Top of Records provided
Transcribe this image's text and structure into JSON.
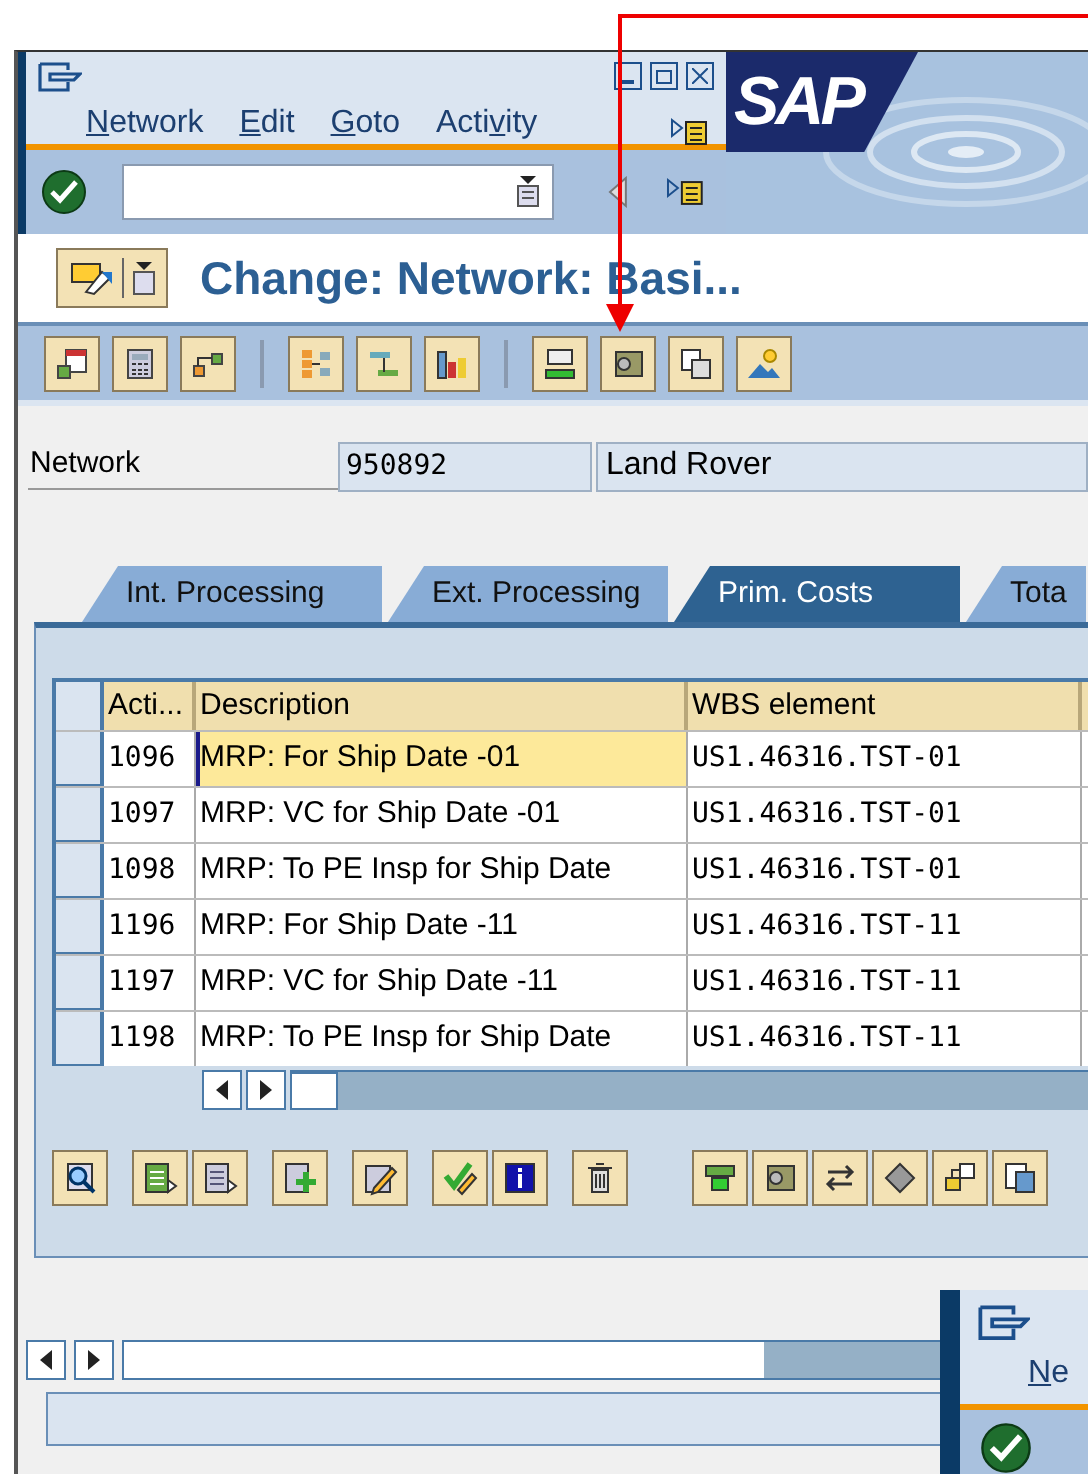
{
  "window": {
    "logo": "SAP",
    "menu": [
      {
        "key": "N",
        "post": "etwork"
      },
      {
        "key": "E",
        "post": "dit"
      },
      {
        "key": "G",
        "post": "oto"
      },
      {
        "pre": "Acti",
        "key": "v",
        "post": "ity"
      }
    ]
  },
  "title": "Change: Network: Basi...",
  "header": {
    "label": "Network",
    "number": "950892",
    "description": "Land Rover"
  },
  "tabs": [
    {
      "label": "Int. Processing",
      "selected": false
    },
    {
      "label": "Ext. Processing",
      "selected": false
    },
    {
      "label": "Prim. Costs",
      "selected": true
    },
    {
      "label": "Tota",
      "selected": false
    }
  ],
  "table": {
    "columns": [
      "Acti...",
      "Description",
      "WBS element"
    ],
    "rows": [
      {
        "activity": "1096",
        "description": "MRP: For Ship Date -01",
        "wbs": "US1.46316.TST-01",
        "current": true
      },
      {
        "activity": "1097",
        "description": "MRP: VC for Ship Date -01",
        "wbs": "US1.46316.TST-01",
        "current": false
      },
      {
        "activity": "1098",
        "description": "MRP: To PE Insp for Ship Date",
        "wbs": "US1.46316.TST-01",
        "current": false
      },
      {
        "activity": "1196",
        "description": "MRP: For Ship Date -11",
        "wbs": "US1.46316.TST-11",
        "current": false
      },
      {
        "activity": "1197",
        "description": "MRP: VC for Ship Date -11",
        "wbs": "US1.46316.TST-11",
        "current": false
      },
      {
        "activity": "1198",
        "description": "MRP: To PE Insp for Ship Date",
        "wbs": "US1.46316.TST-11",
        "current": false
      }
    ]
  },
  "second_window": {
    "menu": [
      {
        "key": "N",
        "post": "e"
      }
    ]
  }
}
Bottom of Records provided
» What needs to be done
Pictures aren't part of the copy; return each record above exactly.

» Final answer
Transcribe this image's text and structure into JSON.
{
  "window": {
    "logo": "SAP",
    "menu": [
      {
        "key": "N",
        "post": "etwork"
      },
      {
        "key": "E",
        "post": "dit"
      },
      {
        "key": "G",
        "post": "oto"
      },
      {
        "pre": "Acti",
        "key": "v",
        "post": "ity"
      }
    ]
  },
  "title": "Change: Network: Basi...",
  "header": {
    "label": "Network",
    "number": "950892",
    "description": "Land Rover"
  },
  "tabs": [
    {
      "label": "Int. Processing",
      "selected": false
    },
    {
      "label": "Ext. Processing",
      "selected": false
    },
    {
      "label": "Prim. Costs",
      "selected": true
    },
    {
      "label": "Tota",
      "selected": false
    }
  ],
  "table": {
    "columns": [
      "Acti...",
      "Description",
      "WBS element"
    ],
    "rows": [
      {
        "activity": "1096",
        "description": "MRP: For Ship Date -01",
        "wbs": "US1.46316.TST-01",
        "current": true
      },
      {
        "activity": "1097",
        "description": "MRP: VC for Ship Date -01",
        "wbs": "US1.46316.TST-01",
        "current": false
      },
      {
        "activity": "1098",
        "description": "MRP: To PE Insp for Ship Date",
        "wbs": "US1.46316.TST-01",
        "current": false
      },
      {
        "activity": "1196",
        "description": "MRP: For Ship Date -11",
        "wbs": "US1.46316.TST-11",
        "current": false
      },
      {
        "activity": "1197",
        "description": "MRP: VC for Ship Date -11",
        "wbs": "US1.46316.TST-11",
        "current": false
      },
      {
        "activity": "1198",
        "description": "MRP: To PE Insp for Ship Date",
        "wbs": "US1.46316.TST-11",
        "current": false
      }
    ]
  },
  "second_window": {
    "menu": [
      {
        "key": "N",
        "post": "e"
      }
    ]
  }
}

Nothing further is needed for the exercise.